#### Work required
Each line with the word "based" must appear in the answer, copied from the records.
-=-=-
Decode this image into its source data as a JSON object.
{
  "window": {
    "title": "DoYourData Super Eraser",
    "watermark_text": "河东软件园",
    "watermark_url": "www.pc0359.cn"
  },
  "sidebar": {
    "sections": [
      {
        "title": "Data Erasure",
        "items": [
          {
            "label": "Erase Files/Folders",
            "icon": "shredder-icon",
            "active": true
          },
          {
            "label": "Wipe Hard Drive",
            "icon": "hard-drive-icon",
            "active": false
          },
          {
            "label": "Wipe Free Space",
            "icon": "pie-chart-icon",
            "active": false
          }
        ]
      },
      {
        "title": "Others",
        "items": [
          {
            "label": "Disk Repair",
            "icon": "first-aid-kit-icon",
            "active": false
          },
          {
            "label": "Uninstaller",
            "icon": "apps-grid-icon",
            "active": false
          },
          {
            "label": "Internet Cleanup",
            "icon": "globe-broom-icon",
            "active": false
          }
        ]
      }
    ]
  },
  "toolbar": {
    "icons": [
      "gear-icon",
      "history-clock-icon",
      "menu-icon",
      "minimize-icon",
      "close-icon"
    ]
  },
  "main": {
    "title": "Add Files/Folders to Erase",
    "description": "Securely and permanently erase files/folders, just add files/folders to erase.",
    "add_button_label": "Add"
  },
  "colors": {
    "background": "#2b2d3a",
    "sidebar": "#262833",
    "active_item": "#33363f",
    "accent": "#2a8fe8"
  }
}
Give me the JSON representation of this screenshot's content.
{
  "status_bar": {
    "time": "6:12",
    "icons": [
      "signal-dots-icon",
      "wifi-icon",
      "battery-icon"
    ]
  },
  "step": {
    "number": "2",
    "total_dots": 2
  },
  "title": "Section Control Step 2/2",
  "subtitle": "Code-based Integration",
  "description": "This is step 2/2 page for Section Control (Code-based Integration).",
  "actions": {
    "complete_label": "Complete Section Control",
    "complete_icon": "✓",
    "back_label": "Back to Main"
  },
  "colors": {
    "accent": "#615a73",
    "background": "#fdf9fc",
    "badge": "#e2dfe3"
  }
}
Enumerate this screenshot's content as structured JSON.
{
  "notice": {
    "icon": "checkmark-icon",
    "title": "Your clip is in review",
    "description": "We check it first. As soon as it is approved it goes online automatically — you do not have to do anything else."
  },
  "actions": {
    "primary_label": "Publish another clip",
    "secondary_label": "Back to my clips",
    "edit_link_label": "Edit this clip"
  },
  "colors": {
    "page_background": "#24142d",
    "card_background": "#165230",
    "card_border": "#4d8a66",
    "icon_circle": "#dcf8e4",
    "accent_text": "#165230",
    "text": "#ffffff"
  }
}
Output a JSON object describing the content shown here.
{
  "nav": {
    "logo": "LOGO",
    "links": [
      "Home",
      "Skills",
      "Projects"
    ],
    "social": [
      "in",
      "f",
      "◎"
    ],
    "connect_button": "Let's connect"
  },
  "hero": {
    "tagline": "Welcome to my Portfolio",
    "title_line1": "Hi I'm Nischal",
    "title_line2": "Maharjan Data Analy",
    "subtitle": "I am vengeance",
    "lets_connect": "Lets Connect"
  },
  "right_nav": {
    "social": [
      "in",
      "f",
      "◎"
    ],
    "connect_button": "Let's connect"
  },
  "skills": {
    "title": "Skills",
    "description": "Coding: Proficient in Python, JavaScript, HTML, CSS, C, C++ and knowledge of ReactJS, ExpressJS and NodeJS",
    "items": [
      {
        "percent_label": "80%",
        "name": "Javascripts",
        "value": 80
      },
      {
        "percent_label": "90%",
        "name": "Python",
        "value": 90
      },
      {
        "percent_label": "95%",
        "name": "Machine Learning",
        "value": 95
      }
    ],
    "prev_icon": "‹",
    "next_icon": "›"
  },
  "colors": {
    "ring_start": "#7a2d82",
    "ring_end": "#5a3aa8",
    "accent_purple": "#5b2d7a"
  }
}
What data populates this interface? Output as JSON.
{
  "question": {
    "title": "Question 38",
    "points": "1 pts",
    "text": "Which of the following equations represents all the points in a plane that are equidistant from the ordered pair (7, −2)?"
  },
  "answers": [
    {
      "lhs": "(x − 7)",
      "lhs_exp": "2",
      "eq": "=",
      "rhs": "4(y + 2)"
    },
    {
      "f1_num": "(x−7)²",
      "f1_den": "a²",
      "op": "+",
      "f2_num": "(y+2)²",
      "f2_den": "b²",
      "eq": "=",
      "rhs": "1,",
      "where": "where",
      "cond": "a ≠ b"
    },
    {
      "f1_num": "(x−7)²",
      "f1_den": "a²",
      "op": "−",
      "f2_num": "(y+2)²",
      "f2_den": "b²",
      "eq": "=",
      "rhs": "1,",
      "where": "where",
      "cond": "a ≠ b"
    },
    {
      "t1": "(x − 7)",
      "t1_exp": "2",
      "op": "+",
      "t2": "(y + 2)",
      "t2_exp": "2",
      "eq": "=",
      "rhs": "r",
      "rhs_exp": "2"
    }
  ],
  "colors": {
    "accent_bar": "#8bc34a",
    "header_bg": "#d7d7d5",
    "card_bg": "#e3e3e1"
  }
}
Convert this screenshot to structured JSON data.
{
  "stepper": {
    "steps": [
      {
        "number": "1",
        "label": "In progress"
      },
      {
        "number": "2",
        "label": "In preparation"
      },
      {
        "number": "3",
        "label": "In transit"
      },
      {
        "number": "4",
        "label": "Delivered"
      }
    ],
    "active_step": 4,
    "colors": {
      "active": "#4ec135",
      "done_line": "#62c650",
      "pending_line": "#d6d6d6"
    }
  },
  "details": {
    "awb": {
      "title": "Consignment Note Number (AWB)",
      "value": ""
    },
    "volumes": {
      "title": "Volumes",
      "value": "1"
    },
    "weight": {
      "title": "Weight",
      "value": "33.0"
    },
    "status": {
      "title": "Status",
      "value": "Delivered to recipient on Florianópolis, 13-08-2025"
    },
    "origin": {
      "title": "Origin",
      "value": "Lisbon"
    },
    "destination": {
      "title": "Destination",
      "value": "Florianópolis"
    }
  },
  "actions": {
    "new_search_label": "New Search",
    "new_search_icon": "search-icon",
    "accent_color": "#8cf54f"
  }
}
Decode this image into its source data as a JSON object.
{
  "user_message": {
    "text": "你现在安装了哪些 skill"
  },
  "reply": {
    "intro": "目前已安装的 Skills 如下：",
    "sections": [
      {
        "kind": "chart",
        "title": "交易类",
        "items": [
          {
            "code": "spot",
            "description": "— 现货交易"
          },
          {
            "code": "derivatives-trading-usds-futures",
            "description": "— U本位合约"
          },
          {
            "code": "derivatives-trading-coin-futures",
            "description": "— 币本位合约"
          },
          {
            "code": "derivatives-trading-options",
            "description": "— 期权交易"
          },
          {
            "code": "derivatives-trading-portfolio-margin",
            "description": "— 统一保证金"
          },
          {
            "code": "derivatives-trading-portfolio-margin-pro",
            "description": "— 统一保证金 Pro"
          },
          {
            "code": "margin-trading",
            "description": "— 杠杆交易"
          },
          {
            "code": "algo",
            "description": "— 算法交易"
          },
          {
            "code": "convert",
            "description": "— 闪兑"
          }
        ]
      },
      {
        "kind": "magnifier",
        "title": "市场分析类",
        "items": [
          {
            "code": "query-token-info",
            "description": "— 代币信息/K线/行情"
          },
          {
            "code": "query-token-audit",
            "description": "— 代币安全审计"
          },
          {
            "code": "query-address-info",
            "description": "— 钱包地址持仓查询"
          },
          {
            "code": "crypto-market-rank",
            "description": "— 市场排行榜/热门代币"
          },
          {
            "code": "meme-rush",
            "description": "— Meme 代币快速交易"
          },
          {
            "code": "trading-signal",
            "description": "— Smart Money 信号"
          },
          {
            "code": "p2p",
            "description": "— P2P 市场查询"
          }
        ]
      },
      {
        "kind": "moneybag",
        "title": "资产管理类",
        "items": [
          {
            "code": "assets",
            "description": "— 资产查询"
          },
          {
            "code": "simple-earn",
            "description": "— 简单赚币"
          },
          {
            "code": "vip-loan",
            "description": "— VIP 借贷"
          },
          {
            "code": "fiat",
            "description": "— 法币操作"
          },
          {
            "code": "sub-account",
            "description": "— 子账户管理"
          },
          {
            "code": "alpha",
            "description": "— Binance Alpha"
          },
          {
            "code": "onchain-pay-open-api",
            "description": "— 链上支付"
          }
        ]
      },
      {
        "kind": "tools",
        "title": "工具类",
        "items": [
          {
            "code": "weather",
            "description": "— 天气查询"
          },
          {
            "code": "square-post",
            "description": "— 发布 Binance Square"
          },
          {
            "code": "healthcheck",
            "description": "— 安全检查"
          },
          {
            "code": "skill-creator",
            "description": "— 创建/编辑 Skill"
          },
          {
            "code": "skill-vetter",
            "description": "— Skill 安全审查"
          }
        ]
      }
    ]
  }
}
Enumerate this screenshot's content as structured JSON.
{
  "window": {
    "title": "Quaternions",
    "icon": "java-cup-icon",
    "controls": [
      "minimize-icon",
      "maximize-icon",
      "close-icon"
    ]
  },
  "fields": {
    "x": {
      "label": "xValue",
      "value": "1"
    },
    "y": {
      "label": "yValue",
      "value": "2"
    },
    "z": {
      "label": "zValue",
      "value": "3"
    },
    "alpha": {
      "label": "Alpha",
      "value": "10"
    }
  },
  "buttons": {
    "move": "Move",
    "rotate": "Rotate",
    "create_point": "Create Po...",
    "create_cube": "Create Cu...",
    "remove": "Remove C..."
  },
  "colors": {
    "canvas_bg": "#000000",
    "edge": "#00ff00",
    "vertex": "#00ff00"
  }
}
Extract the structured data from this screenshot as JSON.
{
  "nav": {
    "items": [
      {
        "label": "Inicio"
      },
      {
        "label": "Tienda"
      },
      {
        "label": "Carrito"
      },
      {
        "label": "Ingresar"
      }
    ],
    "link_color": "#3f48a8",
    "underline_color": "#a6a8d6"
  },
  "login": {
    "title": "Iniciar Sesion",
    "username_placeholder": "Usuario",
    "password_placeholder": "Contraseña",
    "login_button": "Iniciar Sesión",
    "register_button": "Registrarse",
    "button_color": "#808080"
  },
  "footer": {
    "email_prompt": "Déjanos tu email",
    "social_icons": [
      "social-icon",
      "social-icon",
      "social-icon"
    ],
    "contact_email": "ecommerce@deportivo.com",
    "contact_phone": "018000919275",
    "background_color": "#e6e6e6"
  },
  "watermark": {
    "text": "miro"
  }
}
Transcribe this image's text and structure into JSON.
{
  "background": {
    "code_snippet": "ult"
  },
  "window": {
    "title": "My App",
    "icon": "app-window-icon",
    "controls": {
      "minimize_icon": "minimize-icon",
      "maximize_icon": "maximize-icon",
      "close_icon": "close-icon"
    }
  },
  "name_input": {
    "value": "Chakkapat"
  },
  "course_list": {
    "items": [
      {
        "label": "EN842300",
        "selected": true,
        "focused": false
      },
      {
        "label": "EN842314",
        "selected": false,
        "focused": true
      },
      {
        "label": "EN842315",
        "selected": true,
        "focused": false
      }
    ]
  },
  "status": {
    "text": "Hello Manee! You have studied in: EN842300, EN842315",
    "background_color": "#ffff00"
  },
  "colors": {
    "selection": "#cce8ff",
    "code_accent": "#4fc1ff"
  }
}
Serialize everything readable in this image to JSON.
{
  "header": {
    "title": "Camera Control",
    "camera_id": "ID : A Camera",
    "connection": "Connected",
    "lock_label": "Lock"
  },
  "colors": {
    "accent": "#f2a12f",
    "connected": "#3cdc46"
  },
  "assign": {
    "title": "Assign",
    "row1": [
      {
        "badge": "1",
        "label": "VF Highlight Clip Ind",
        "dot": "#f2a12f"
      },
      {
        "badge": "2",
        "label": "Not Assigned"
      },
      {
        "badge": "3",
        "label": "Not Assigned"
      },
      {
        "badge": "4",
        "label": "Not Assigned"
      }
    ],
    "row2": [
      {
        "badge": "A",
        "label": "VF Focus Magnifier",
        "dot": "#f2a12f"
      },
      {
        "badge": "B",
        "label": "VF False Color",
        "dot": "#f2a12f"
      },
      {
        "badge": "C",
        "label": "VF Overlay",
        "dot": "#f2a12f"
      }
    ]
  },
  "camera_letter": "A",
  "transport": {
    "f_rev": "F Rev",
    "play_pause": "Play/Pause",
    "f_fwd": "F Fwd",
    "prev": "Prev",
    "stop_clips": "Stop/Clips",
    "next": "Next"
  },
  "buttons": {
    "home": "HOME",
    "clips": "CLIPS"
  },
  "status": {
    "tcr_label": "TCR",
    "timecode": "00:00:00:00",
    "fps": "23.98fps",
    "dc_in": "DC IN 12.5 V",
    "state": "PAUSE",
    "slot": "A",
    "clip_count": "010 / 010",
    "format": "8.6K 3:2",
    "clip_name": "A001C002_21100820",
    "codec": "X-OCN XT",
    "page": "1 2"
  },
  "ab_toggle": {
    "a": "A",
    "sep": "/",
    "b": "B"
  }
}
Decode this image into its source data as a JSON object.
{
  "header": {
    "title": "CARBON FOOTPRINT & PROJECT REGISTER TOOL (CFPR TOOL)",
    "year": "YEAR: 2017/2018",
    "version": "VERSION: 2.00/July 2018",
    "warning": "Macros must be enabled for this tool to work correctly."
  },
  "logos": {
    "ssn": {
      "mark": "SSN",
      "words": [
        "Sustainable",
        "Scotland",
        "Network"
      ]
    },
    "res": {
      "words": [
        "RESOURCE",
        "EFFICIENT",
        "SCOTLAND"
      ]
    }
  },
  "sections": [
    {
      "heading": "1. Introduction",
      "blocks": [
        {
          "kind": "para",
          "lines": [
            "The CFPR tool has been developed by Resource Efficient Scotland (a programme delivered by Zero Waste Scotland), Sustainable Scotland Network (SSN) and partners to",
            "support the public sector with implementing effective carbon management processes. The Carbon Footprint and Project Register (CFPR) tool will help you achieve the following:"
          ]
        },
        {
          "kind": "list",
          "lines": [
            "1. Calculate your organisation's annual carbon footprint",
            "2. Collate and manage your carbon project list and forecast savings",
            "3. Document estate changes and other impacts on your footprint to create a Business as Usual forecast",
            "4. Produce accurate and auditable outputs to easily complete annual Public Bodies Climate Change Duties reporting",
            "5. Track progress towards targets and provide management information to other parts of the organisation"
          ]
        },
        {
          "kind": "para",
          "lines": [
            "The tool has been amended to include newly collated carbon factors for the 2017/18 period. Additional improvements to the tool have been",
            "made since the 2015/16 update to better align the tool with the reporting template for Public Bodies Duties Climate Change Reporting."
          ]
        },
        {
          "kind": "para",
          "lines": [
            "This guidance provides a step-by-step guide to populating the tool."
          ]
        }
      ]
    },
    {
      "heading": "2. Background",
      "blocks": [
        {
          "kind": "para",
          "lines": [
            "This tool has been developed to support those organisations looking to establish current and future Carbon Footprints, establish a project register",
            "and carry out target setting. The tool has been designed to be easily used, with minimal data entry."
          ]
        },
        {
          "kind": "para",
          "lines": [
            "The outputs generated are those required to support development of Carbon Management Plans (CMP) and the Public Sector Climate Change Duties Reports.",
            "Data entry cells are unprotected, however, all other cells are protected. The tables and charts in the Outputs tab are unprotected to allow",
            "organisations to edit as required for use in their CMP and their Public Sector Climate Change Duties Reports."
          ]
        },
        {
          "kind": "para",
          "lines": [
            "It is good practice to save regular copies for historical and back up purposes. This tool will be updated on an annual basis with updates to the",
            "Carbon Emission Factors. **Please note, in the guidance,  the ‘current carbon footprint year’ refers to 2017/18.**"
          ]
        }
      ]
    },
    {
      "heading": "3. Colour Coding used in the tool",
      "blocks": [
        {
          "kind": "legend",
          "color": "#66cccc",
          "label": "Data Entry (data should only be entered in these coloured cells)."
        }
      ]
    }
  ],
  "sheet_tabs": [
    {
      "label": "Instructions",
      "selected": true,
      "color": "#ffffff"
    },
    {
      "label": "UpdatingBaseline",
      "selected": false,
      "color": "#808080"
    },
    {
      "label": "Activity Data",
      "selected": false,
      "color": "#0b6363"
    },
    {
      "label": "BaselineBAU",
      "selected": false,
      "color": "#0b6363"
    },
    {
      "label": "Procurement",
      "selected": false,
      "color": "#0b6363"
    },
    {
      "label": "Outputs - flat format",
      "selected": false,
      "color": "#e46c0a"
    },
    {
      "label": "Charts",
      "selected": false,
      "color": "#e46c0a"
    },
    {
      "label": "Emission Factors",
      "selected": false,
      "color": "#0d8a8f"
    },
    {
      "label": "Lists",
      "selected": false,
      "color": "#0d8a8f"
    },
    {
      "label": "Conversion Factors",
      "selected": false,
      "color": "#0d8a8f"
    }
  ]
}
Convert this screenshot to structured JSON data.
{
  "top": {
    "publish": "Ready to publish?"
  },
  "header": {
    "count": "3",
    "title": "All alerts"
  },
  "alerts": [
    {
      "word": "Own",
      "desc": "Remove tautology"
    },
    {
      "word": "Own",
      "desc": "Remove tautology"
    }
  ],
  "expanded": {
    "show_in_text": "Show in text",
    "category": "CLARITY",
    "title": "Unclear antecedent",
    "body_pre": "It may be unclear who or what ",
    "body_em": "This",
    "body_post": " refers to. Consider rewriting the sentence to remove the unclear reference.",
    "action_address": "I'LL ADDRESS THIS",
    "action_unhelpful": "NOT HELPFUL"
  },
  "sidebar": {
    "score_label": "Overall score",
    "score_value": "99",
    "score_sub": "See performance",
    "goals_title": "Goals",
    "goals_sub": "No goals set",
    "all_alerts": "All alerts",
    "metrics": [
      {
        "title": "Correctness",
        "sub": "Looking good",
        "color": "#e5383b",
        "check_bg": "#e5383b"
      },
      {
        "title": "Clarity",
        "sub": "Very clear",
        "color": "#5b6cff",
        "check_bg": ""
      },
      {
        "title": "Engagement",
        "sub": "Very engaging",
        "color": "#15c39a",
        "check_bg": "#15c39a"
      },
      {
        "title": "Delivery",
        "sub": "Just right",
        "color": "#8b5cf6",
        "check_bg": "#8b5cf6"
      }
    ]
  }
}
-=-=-
#### Response to the exercise
  "subtitle": "Code-based Integration",
  "description": "This is step 2/2 page for Section Control (Code-based Integration).",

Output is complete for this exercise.